** PROBLEM TO WORK ON **
Find all lines in the records that include the word "this", and copy them out.

** SUPPLIED DATA **
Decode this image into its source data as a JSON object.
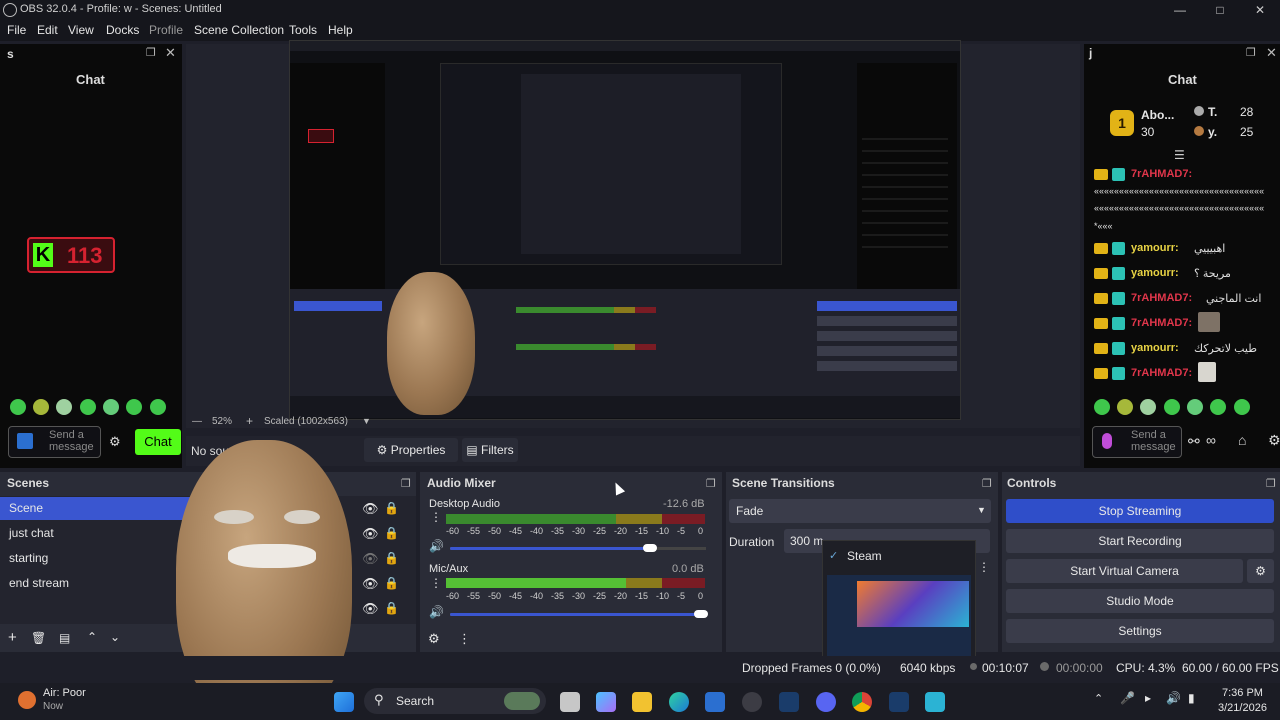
{
  "window": {
    "title": "OBS 32.0.4 - Profile: w - Scenes: Untitled"
  },
  "menu": [
    "File",
    "Edit",
    "View",
    "Docks",
    "Profile",
    "Scene Collection",
    "Tools",
    "Help"
  ],
  "left_dock": {
    "name": "s",
    "chat_title": "Chat",
    "kick_count": "113",
    "send_placeholder": "Send a message",
    "chat_button": "Chat"
  },
  "right_dock": {
    "name": "j",
    "chat_title": "Chat",
    "top_user": "Abo...",
    "top_user_score": "30",
    "top1_name": "T.",
    "top1_score": "28",
    "top2_name": "y.",
    "top2_score": "25",
    "messages": [
      {
        "user": "7rAHMAD7:",
        "text": "",
        "color": "#e0364b"
      },
      {
        "user": "",
        "text": "«««««««««««««««««««««««««««««««««««««««««««««««««««",
        "color": "#e0e0e0"
      },
      {
        "user": "",
        "text": "*«««",
        "color": "#e0e0e0"
      },
      {
        "user": "yamourr:",
        "text": "اهبيييي",
        "color": "#e8d344"
      },
      {
        "user": "yamourr:",
        "text": "مريحة ؟",
        "color": "#e8d344"
      },
      {
        "user": "7rAHMAD7:",
        "text": "انت الماجني",
        "color": "#e0364b"
      },
      {
        "user": "7rAHMAD7:",
        "text": "",
        "color": "#e0364b"
      },
      {
        "user": "yamourr:",
        "text": "طيب لاتحركك",
        "color": "#e8d344"
      },
      {
        "user": "7rAHMAD7:",
        "text": "",
        "color": "#e0364b"
      }
    ],
    "send_placeholder": "Send a message"
  },
  "preview": {
    "no_source": "No source selected",
    "properties": "Properties",
    "filters": "Filters"
  },
  "scenes": {
    "title": "Scenes",
    "items": [
      "Scene",
      "just chat",
      "starting",
      "end stream"
    ],
    "selected": 0
  },
  "audio_mixer": {
    "title": "Audio Mixer",
    "channels": [
      {
        "name": "Desktop Audio",
        "db": "-12.6 dB",
        "level": 0.83,
        "volume": 0.78
      },
      {
        "name": "Mic/Aux",
        "db": "0.0 dB",
        "level": 0.7,
        "volume": 0.98
      }
    ],
    "ticks": [
      "-60",
      "-55",
      "-50",
      "-45",
      "-40",
      "-35",
      "-30",
      "-25",
      "-20",
      "-15",
      "-10",
      "-5",
      "0"
    ]
  },
  "scene_transitions": {
    "title": "Scene Transitions",
    "transition": "Fade",
    "duration_label": "Duration",
    "duration_value": "300 m",
    "steam_popup": "Steam"
  },
  "controls": {
    "title": "Controls",
    "buttons": [
      "Stop Streaming",
      "Start Recording",
      "Start Virtual Camera",
      "Studio Mode",
      "Settings"
    ]
  },
  "status": {
    "dropped": "Dropped Frames 0 (0.0%)",
    "bitrate": "6040 kbps",
    "stream_time": "00:10:07",
    "rec_time": "00:00:00",
    "cpu": "CPU: 4.3%",
    "fps": "60.00 / 60.00 FPS"
  },
  "taskbar": {
    "weather_title": "Air: Poor",
    "weather_sub": "Now",
    "search": "Search",
    "time": "7:36 PM",
    "date": "3/21/2026"
  },
  "colors": {
    "accent": "#3a56d0",
    "kick_green": "#53fc18",
    "kick_red": "#d62230"
  }
}
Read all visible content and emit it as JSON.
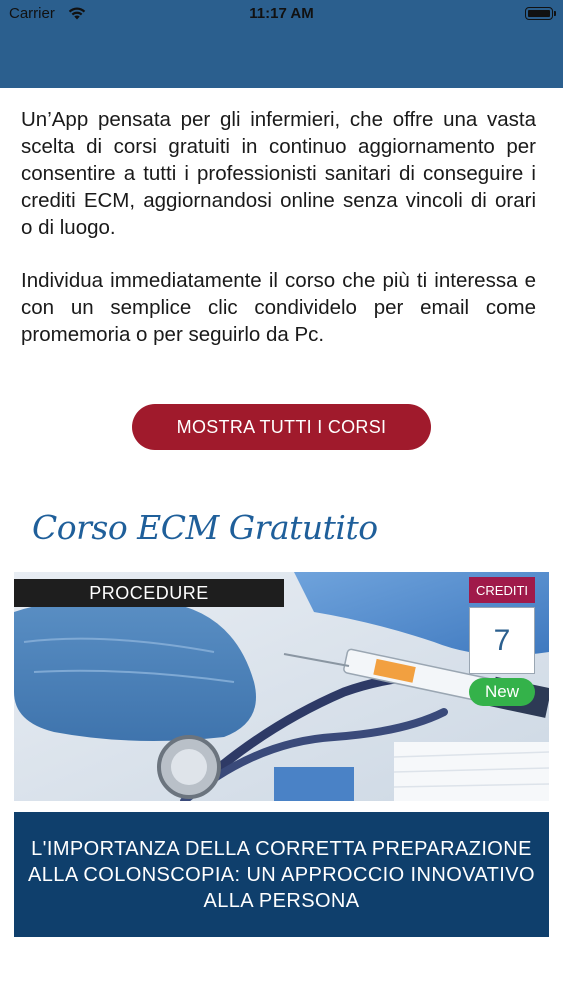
{
  "status_bar": {
    "carrier": "Carrier",
    "time": "11:17 AM",
    "wifi_icon": "wifi-icon",
    "battery_icon": "battery-icon"
  },
  "header": {
    "color": "#2b5f8e"
  },
  "intro": {
    "paragraph1": "Un’App pensata per gli infermieri, che offre una vasta scelta di corsi gratuiti in continuo aggiornamento per consentire a tutti i professionisti sanitari di conseguire i crediti ECM, aggiornandosi online senza vincoli di orari o di luogo.",
    "paragraph2": "Individua immediatamente il corso che più ti interessa e con un semplice clic condividelo per email come promemoria o per seguirlo da Pc."
  },
  "show_all_button": {
    "label": "MOSTRA TUTTI  I CORSI",
    "color": "#a01a2c"
  },
  "section": {
    "title": "Corso ECM Gratutito"
  },
  "course": {
    "category": "PROCEDURE",
    "credits_label": "CREDITI",
    "credits_value": "7",
    "badge": "New",
    "title": "L'IMPORTANZA DELLA CORRETTA PREPARAZIONE ALLA COLONSCOPIA: UN APPROCCIO INNOVATIVO ALLA PERSONA",
    "image_icon": "medical-equipment-image",
    "title_bg": "#0f3f6c",
    "badge_color": "#34b24a"
  }
}
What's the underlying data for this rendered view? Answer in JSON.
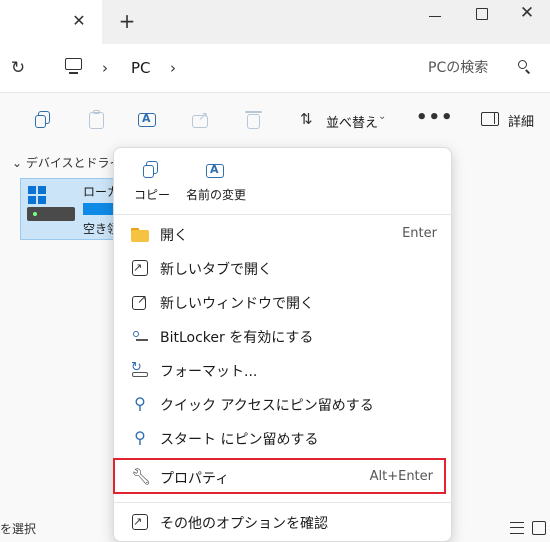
{
  "address": {
    "crumb": "PC",
    "search_placeholder": "PCの検索"
  },
  "commandbar": {
    "sort_label": "並べ替え",
    "more_label": "•••",
    "details_label": "詳細"
  },
  "content": {
    "section_header": "デバイスとドライブ",
    "drive_name": "ローカ",
    "drive_free": "空き領",
    "status_text": "を選択"
  },
  "context_menu": {
    "top_actions": [
      {
        "label": "コピー"
      },
      {
        "label": "名前の変更"
      }
    ],
    "items": [
      {
        "label": "開く",
        "shortcut": "Enter"
      },
      {
        "label": "新しいタブで開く",
        "shortcut": ""
      },
      {
        "label": "新しいウィンドウで開く",
        "shortcut": ""
      },
      {
        "label": "BitLocker を有効にする",
        "shortcut": ""
      },
      {
        "label": "フォーマット...",
        "shortcut": ""
      },
      {
        "label": "クイック アクセスにピン留めする",
        "shortcut": ""
      },
      {
        "label": "スタート にピン留めする",
        "shortcut": ""
      },
      {
        "label": "プロパティ",
        "shortcut": "Alt+Enter"
      },
      {
        "label": "その他のオプションを確認",
        "shortcut": ""
      }
    ]
  },
  "colors": {
    "accent": "#2f6fb0",
    "highlight_border": "#e0232e",
    "selection": "#cce4f7"
  }
}
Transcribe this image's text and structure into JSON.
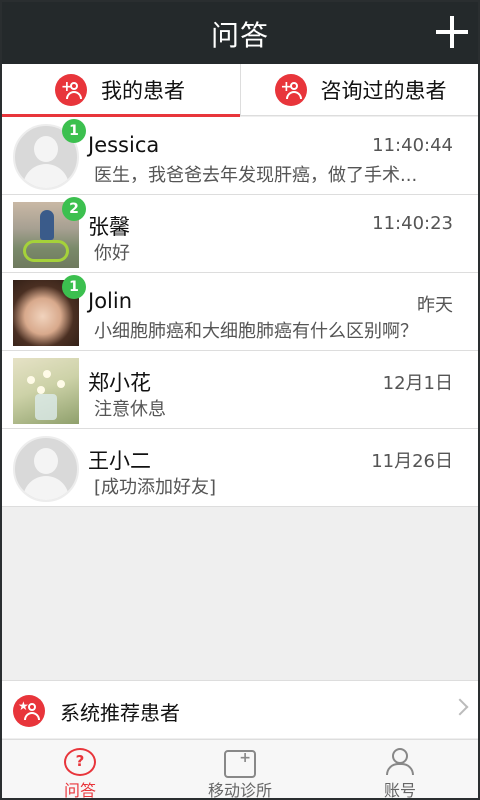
{
  "header": {
    "title": "问答"
  },
  "tabs": [
    {
      "label": "我的患者",
      "active": true
    },
    {
      "label": "咨询过的患者",
      "active": false
    }
  ],
  "conversations": [
    {
      "name": "Jessica",
      "time": "11:40:44",
      "message": "医生，我爸爸去年发现肝癌，做了手术...",
      "badge": "1",
      "avatar": "default-avatar"
    },
    {
      "name": "张馨",
      "time": "11:40:23",
      "message": "你好",
      "badge": "2",
      "avatar": "photo-kid-bike"
    },
    {
      "name": "Jolin",
      "time": "昨天",
      "message": "小细胞肺癌和大细胞肺癌有什么区别啊？",
      "badge": "1",
      "avatar": "photo-girl"
    },
    {
      "name": "郑小花",
      "time": "12月1日",
      "message": "注意休息",
      "badge": "",
      "avatar": "photo-flowers"
    },
    {
      "name": "王小二",
      "time": "11月26日",
      "message": "[成功添加好友]",
      "badge": "",
      "avatar": "default-avatar"
    }
  ],
  "recommend": {
    "label": "系统推荐患者"
  },
  "bottom_nav": [
    {
      "label": "问答",
      "active": true
    },
    {
      "label": "移动诊所",
      "active": false
    },
    {
      "label": "账号",
      "active": false
    }
  ],
  "colors": {
    "accent": "#e8353b",
    "topbar": "#24292b",
    "badge": "#3cc04f"
  }
}
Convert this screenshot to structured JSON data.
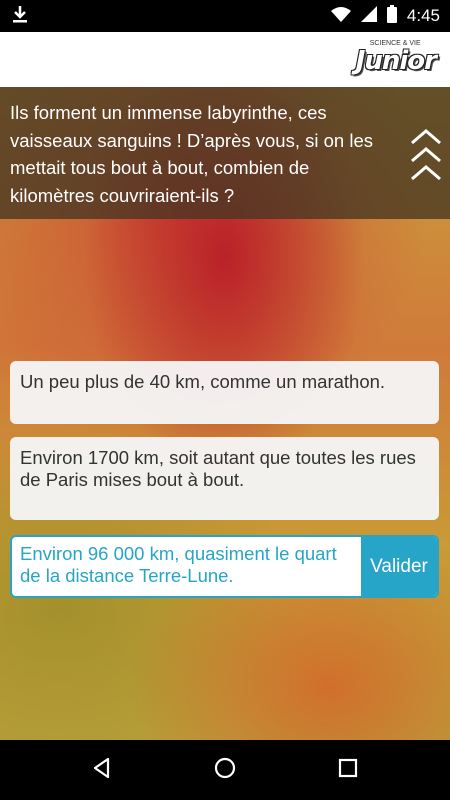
{
  "status_bar": {
    "time": "4:45",
    "icons": [
      "download-icon",
      "wifi-icon",
      "cellular-signal-icon",
      "battery-icon"
    ]
  },
  "header": {
    "logo_text": "Junior",
    "logo_small_text": "SCIENCE & VIE"
  },
  "question": {
    "text": "Ils forment un immense labyrinthe, ces vaisseaux sanguins ! D’après vous, si on les mettait tous bout à bout, combien de kilomètres couvriraient-ils ?"
  },
  "answers": [
    {
      "label": "Un peu plus de 40 km, comme un marathon."
    },
    {
      "label": "Environ 1700 km, soit autant que toutes les rues de Paris mises bout à bout."
    },
    {
      "label": "Environ 96 000 km, quasiment le quart de la distance Terre-Lune.",
      "selected": true
    }
  ],
  "validate_label": "Valider",
  "colors": {
    "accent": "#26a5c8",
    "panel": "#46372380"
  },
  "nav_bar": {
    "icons": [
      "back-icon",
      "home-icon",
      "recents-icon"
    ]
  }
}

** RESULT BELOW **
Decode this image into its source data as a JSON object.
What's the underlying data for this rendered view? Answer in JSON.
Transcribe this image's text and structure into JSON.
Convert this screenshot to structured JSON data.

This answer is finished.